Wheezing, coughing, chest tightness, and difficulty breathing are the hallmarks of asthma, one of the most common chronic illnesses in children. Many children can control their asthma by using prescribed inhaled anti-inflammatory medications daily. However, a new study by Gail M. Kieckhefer, Ph.D., A.R.N.P, of the University of Washington, and colleagues finds that black and Hispanic children from low-income families and children whose mothers had less than a high-school education have prescriptions for asthma medicines filled less often than children from higher income families or whose mothers graduated high school. These children also tended to use emergency departments, and not medical office visits, to receive care for their asthma. The authors suggest that better educated mothers focus more on preventing asthma symptoms and rely less on urgent care facilities to treat asthma attacks after they occur.

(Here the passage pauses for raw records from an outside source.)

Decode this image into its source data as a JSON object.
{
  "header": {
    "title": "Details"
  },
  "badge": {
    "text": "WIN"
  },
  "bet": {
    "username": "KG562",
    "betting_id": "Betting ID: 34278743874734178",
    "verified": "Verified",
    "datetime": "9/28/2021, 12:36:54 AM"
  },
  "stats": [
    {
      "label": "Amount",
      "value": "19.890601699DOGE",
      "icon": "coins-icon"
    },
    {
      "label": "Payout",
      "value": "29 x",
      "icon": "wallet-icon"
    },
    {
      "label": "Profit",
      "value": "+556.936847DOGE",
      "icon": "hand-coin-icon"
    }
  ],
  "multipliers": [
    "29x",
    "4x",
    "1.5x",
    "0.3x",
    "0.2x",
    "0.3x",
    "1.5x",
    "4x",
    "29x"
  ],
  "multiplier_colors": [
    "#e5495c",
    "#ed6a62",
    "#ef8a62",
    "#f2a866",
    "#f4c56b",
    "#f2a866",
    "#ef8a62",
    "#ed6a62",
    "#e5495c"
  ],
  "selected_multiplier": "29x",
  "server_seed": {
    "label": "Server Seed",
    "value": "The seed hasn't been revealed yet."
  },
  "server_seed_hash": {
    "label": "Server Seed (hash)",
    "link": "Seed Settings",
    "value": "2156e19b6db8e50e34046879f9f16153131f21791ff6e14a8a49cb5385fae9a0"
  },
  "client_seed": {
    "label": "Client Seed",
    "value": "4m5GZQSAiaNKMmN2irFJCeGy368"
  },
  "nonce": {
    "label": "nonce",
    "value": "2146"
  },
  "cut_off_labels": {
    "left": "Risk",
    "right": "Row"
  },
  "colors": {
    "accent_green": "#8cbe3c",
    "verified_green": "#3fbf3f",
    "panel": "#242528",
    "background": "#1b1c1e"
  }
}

If black and Hispanic parents rely on urgent care facilities because they lack the expertise to manage their children's asthma at home, educational interventions may give them the skills they need, the authors suggest. However, if parents rely on urgent care because they do not have regular caregivers, programs such as the State Children's Health Insurance Program may give children the access to preventive care they need for asthma care. This study, funded in part by the Agency for Healthcare Research and Quality (HS13110), used 1996 to 2000 data for 982 children from the Agency's Medical Expenditure Panel Survey.
See "Health care utilization by children with asthma," by Hyoshin Kim, Ph.D., Dr. Kieckhefer, April A. Greek, Ph.D., and others in the January 2009 Preventing Chronic Disease 6(1), pp. 1-10. (E-pub available at http://www.cdc.gov/pcd/issues/2009/Jan/07_0199.htm.)
Return to Contents
Proceed to Next Article